On January 27th, I posted a piece on HealthBlog titled A “right-sized” EMR? Tablet PC + Microsoft Office OneNote. I explained how many doctors who can’t afford or don’t like the well known, branded EMR solutions currently on the market, have turned to lower-priced, sometimes home-grown commodity solutions. I gave the example of a dermatologist in Los Angeles who has been using Microsoft Office OneNote as his EMR. I also mentioned the Ablet Factory, a company that has for several years been selling an EMR documentation solution for Tablet PCs that uses Microsoft Office OneNote as its foundation. But in closing, I cautioned that:
If there is a downside here, it is that this EMR solution isn’t “certified” by ONCHIT. It also may not meet “meaningful use” criteria. So, if you are looking for a government handout to pay for your EMR, you are likely out of luck.
I went on to say, On the other hand, thousands of docs in solo or small group practices have found an easy pathway to digitizing patient records that is simply “good enough”, at least for now. And this solution will only set you back about $700 for software….. At those prices, who needs a bailout from the government anyway?
Yesterday, I received an e-mail from President Obama’s Chief Technology Officer, Aneesh Chopra. Apparently he or someone on his staff subscribes to HealthBlog. I wanted to share what he said because I think he has a very important and uplifting message for physicians and perhaps for the EMR industry itself. Mr. Chopra wrote:
Dr. Crounse – my reaction to your post (which was terrific) largely reflects my interest in making sure our regulations and incentive payments enable the kind of product innovations you referenced in the blog. While the OneNote+Tablet might not be sufficient to achieve “meaningful use”, it most certainly could be a component that, when combined with other components, could deliver a physician-friendly solution that happens to also be low-cost and value-creating.
My friend and colleague Dr. David Kibbe, who has been very supportive and quite involved in CGwC, provides a thoughtful overview of the opportunities and challenges for Clinical Groupware in his February 7th post on The Health Care Blog titled EHR Redux.
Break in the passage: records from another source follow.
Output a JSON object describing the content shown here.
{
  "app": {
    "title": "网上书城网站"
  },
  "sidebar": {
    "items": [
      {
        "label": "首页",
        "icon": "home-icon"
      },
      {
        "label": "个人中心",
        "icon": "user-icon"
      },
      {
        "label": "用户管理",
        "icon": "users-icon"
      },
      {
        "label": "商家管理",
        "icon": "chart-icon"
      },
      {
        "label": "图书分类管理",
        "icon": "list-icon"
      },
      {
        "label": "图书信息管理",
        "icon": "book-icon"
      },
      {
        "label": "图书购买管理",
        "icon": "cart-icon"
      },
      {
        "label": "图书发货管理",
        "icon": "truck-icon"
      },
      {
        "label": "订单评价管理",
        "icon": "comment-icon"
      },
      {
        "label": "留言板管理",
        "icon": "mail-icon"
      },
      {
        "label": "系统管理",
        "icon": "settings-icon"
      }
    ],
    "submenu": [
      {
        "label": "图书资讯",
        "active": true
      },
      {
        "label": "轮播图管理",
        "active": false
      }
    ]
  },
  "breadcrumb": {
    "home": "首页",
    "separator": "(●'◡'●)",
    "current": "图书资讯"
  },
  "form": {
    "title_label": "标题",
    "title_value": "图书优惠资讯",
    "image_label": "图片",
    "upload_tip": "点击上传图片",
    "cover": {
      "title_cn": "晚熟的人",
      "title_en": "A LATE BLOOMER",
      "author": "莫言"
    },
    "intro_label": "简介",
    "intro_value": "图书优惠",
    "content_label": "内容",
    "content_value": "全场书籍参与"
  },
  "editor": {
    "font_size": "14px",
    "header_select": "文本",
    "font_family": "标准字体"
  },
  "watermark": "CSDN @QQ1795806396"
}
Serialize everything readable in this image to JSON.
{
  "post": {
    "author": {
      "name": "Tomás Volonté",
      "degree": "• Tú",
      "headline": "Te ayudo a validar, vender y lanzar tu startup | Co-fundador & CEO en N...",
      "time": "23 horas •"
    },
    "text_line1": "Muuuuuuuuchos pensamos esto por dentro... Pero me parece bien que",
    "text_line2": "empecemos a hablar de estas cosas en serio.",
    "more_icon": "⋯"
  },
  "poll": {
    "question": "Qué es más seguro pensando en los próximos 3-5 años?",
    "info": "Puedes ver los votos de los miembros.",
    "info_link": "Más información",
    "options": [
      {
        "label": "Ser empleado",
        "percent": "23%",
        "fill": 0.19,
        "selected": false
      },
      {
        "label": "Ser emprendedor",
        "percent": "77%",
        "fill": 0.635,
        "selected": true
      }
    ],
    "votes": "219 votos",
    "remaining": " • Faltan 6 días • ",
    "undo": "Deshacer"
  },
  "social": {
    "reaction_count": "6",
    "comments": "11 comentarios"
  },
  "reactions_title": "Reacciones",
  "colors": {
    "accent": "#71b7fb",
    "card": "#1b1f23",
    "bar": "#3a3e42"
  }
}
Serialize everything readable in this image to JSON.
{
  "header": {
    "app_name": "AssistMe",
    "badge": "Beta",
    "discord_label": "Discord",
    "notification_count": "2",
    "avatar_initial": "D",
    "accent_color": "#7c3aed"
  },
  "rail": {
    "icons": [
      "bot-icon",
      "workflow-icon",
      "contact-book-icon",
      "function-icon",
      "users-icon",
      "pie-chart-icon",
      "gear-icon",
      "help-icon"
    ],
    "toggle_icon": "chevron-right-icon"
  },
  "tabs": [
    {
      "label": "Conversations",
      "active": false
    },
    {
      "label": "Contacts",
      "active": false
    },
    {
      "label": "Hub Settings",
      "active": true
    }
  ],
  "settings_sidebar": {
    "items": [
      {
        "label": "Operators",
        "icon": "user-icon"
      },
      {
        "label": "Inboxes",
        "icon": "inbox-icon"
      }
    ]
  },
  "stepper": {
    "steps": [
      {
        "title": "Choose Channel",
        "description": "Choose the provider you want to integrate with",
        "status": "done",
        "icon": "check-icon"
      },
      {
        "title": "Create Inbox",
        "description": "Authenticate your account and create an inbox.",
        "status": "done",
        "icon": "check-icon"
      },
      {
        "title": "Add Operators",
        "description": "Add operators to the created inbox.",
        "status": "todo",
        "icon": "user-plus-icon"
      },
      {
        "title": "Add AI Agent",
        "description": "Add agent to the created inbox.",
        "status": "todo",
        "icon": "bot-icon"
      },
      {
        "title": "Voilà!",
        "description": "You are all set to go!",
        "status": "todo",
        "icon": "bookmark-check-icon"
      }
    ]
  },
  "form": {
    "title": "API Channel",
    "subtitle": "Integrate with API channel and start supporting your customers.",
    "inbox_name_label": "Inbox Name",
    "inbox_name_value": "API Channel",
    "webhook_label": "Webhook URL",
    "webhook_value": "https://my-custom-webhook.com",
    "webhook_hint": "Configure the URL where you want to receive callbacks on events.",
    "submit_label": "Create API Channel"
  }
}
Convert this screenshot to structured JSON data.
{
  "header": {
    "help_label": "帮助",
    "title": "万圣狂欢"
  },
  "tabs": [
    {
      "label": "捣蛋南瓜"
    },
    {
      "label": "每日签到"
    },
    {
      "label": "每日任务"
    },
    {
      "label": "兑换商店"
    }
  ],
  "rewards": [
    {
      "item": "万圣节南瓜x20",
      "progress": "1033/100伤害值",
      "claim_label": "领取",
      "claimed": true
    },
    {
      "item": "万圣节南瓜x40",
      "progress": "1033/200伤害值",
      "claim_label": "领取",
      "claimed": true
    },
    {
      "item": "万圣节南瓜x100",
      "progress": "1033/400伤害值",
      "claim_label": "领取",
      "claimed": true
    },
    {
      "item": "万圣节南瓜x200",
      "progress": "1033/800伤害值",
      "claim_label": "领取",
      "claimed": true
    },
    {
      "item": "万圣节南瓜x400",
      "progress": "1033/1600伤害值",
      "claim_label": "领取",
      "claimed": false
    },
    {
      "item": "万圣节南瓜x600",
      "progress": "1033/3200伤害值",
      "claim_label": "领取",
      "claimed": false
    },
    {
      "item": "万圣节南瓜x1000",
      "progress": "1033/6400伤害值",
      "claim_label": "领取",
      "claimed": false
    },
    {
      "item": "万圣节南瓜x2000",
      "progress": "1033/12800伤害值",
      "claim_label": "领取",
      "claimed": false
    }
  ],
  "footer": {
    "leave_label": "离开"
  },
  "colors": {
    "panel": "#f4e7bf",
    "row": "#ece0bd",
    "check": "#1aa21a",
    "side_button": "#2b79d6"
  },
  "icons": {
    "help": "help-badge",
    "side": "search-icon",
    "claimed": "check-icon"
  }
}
Speaking of the recent reforms put forward by the federal government, Dr. Kibbe notes that:
“Taken together, these reforms will have profound changes on the marketplace for EHR technology over the next five years. Already, new entrants are poised to bring innovative products and services to the 85% of physicians who don't yet use EHR technology in their practices. PracticeFusion, Optum/UnitedHealth, Medicity, RMDNetworks, Relay Health, Covisint, DocSite, AthenaHealth, and McKesson/HP are among the companies who have recently announced a "meaningful use EHR technology" offering that makes use of a "platform" with some degree of exchangeable, modular applications, along the lines of what is described in the IFR (Interim Final Rule). And there will be many others. Costs for these products are generally lower, and in some cases significantly lower, than the comprehensive EHRs with which they will be competing.”
So perhaps on this Friday as the world turns its attention to the opening of the Winter Olympics in Vancouver, Canada, there is hope for the future of clinical computing and electronic health records. Thank you, Aneesh Chopra, for opening a door to the possibilities and potential of Health ICT solutions that are so sorely needed by clinicians and consumers around the world.
Bill Crounse, MD Senior Director, Worldwide Health Microsoft